Nakhichevan: Corridor to the Next Round of Nagorno-Karabakh Combat | WHAT REALLY HAPPENED X-Frame-Options: DENY X-Frame-Options: SAMEORIGIN

Nakhichevan: Corridor to the Next Round of Nagorno-Karabakh Combat

Ever since the "end" of the latest forty-four day war between Turkish and Israeli-backed – and American-enabled – Azerbaijan and (at best vaguely) Russian-aligned Armenia, there’ve been a slew of policy-wonkish laments about the resultant "illiberal peace." That’s mainly a function of the Russia- and China-hysteria that passes for sound strategic judgment in the Emerald City on the Potomac, and Washington’s sour grapes that the (semi-) ceasefire was Moscow-brokered. Leaving aside for a moment the glaring hypocrisy – one needn’t wonders whether the US would’ve insisted on mediating combat raging 110 miles from its border (i.e. in Quebec, Canada or Monterey, Mexico) – the truth is the non-settlement of this latest Nagorno-Karabakh war hasn’t and won’t bring peace. Neither side is satisfied. The shooting never stopped – it still hasn’t, and is only likely to escalate.
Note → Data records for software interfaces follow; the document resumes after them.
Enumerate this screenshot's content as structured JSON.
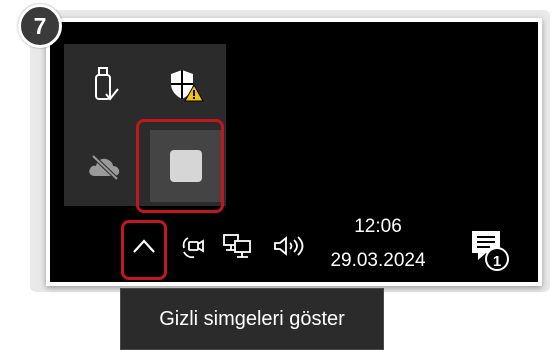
{
  "step": {
    "number": "7"
  },
  "overflow_tray": {
    "items": [
      {
        "icon": "usb-drive-icon"
      },
      {
        "icon": "windows-security-warning-icon"
      },
      {
        "icon": "onedrive-offline-icon"
      },
      {
        "icon": "blank-app-icon"
      }
    ]
  },
  "taskbar": {
    "show_hidden_icon": "chevron-up-icon",
    "icons": [
      "meet-now-icon",
      "network-icon",
      "volume-icon"
    ],
    "time": "12:06",
    "date": "29.03.2024",
    "notification_count": "1"
  },
  "tooltip": {
    "text": "Gizli simgeleri göster"
  },
  "colors": {
    "highlight": "#c1171e",
    "taskbar_bg": "#000000",
    "panel_bg": "#2b2b2b",
    "warning": "#f3c200"
  }
}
This is a pause, a (not quite) lull, before the next round of fighting. Only, if I were a betting man, I’d say that the last round’s Azeri victors – far more wealthy and powerful, and with way more friends – are gonna go for a knockout blow when the bell next rings. When the punching starts, look for a reboot of the last bout’s crowd behavior: with Washington and Europe watching from the cheap seats, the Russian referee struggling to separate the low-blow-landing pugilists, and America’s ostensible allies – Turkey and Israel – acting as Azeri hype-men whilst weighting Baku’s gloves in the cheating corner. Then, when Yerevan gets knocked down again, American think-tankers and talking heads will again judge Moscow’s futile attempts to simultaneously shove Azerbaijan back in its corner, and offer Armenia a much-needed standing eight count.